If it is to retain its popularity – and 37,000 Australians and New Zealanders visit every year – Smith acknowledges that the island will have to upgrade its facilities. Two hundred more beds have been approved, including a 41/2-star resort, which he hopes will be a start.

It would be a great place for a restaurant, too.

Trouble is, once locals are outnumbered by visitors, and if the island succeeds in attracting a younger crowd, it risks losing the bucolic 1950s lack of sophistication that many regard as its greatest charm.

Destination Norfolk Island

Getting there: Norfolk Island is about 21/2 hours north-east of Sydney by jet. There are plenty of cheap packages during winter, including a five-night deal from Ansett for $689 (phone 13 13 44). Qantas has a seven-night special also for $689 (phone 13 14 15). Demand Norfolk Island Tourism’s blue and white guide to accommodation tariffs to avoid disappointment – it gives the NRMA ratings. Self-catering accommodation is a better option than staying in a hotel or motel – some units even have heating, or so I am told. You also get a kitchen – smuggle in what supplies you can, buy your fish at the wharf and your meat from the butcher, and avoid the restaurants.

Getting around: Even though the island is only eight kilometres by five, you will need a car if you want to avoid the coach tours and Bounty re-enactments. Fortunately, hire cars (mostly little white Mazdas imported secondhand from Japan) are cheap – about $30 a day with insurance. Petrol is $1.18 a litre, and other goods are all imported and expensive.

What to take: In winter, take warm clothing, waterproofs and stout shoes. Also lots of good books. Check prices at Sydney Airport before you leave. Basically, there is no duty-free on Norfolk Island.

Publishing Info

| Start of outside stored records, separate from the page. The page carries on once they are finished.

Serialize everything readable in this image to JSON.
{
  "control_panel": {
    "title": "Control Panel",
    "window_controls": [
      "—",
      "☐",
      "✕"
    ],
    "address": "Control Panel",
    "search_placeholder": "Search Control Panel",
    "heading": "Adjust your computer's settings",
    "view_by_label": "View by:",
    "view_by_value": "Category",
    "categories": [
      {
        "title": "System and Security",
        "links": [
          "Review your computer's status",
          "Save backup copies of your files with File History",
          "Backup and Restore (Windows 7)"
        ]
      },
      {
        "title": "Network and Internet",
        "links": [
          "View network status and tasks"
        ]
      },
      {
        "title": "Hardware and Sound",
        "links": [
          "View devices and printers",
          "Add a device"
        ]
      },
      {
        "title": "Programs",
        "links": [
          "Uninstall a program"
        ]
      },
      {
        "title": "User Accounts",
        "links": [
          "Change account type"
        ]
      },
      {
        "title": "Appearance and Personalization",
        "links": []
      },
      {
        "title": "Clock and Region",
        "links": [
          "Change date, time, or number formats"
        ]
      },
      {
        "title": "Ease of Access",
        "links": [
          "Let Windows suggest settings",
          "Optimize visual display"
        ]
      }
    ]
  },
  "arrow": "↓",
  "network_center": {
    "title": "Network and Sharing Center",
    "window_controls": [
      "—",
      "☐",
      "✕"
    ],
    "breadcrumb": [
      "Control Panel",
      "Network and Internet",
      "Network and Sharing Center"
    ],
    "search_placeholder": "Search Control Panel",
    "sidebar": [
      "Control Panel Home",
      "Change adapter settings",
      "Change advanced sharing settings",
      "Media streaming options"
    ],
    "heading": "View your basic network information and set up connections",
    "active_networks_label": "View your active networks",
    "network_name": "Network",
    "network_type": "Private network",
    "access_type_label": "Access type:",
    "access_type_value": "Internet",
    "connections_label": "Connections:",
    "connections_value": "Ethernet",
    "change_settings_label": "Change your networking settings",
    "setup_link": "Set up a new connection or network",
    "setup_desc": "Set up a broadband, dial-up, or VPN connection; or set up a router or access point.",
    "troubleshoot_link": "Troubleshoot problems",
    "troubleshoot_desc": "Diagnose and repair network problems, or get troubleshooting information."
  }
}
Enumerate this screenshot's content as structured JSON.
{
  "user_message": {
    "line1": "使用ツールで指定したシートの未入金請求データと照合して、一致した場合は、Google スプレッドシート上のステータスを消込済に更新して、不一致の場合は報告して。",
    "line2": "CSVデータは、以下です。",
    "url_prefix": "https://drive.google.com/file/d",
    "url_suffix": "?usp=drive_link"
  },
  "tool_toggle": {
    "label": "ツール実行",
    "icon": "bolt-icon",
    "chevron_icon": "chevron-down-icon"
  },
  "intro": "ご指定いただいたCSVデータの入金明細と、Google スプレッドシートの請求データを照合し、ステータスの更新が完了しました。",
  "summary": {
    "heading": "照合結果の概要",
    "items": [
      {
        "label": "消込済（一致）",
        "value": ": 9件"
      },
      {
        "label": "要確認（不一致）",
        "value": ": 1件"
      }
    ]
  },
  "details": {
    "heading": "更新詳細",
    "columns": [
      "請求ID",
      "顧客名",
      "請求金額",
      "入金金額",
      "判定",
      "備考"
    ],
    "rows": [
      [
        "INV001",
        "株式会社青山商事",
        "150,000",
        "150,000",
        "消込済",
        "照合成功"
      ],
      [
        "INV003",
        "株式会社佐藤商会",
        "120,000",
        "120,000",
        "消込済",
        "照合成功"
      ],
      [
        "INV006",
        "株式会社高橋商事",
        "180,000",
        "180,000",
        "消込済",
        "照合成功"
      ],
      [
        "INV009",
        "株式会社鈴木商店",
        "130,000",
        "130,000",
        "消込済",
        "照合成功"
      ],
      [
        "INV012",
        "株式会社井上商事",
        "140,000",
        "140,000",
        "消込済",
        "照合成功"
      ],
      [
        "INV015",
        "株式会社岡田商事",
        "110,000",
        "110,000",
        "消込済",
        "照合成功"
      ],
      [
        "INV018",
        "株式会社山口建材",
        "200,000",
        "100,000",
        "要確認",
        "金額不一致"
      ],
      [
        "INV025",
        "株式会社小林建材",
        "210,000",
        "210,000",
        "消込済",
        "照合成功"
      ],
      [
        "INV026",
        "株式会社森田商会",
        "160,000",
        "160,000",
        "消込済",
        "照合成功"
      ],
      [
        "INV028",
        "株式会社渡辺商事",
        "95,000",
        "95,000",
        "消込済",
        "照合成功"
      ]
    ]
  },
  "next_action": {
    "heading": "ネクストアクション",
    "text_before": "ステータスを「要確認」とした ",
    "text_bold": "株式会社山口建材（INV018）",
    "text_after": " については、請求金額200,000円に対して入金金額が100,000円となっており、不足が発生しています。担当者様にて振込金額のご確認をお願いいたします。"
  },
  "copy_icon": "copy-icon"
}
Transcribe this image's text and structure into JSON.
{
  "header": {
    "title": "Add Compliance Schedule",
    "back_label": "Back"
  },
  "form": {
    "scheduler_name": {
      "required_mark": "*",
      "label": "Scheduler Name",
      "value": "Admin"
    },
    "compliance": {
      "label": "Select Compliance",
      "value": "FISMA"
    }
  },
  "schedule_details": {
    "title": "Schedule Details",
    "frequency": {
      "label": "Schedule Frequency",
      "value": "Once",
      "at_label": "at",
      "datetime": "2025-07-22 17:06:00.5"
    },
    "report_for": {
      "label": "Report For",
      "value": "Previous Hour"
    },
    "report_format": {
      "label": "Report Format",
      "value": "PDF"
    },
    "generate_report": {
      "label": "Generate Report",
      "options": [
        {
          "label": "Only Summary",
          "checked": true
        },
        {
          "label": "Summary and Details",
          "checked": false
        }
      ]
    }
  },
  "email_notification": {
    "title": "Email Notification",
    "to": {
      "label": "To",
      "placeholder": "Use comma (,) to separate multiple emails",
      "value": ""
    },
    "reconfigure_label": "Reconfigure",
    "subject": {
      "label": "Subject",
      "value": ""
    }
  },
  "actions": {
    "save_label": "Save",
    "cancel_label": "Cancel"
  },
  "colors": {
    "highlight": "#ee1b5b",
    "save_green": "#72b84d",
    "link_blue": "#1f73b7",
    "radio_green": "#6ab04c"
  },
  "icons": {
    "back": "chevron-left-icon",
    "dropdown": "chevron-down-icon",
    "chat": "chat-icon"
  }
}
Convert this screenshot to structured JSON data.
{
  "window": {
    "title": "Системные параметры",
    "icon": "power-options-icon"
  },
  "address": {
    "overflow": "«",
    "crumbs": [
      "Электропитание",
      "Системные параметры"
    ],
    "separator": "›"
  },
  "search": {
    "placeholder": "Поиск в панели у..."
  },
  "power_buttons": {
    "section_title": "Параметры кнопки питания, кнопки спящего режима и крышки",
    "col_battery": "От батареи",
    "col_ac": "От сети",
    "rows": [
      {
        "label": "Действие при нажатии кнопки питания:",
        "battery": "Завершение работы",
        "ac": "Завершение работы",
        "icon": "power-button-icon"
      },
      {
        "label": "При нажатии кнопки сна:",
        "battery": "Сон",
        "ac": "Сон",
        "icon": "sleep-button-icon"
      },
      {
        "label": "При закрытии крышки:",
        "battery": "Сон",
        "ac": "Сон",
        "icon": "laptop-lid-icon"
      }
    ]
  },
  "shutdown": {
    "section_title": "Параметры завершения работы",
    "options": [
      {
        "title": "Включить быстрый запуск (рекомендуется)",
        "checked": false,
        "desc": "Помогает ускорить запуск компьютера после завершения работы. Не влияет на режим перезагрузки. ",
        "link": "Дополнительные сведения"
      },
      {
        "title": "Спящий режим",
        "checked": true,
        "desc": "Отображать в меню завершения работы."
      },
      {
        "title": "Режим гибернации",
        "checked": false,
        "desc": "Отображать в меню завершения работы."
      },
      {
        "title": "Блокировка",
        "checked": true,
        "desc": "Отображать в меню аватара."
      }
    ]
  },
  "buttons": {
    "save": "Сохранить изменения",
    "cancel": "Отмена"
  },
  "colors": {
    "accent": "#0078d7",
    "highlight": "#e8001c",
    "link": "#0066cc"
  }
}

Pub: Sydney Morning Herald
Pub date: Saturday 26 August 2000
Edition: Late
Section: Travel
Sub section:
Page: 3
Word count: 2081
Geographic area: Norfolk Island
Caption: Food for thought …
1. Norfolk Island is surrounded by the sea, there are boats, but no fresh fish seem to make it to the menu
2. The old cemetery. Map: Norfolk Island.
Comments: Destination Norfolk Island joined to story.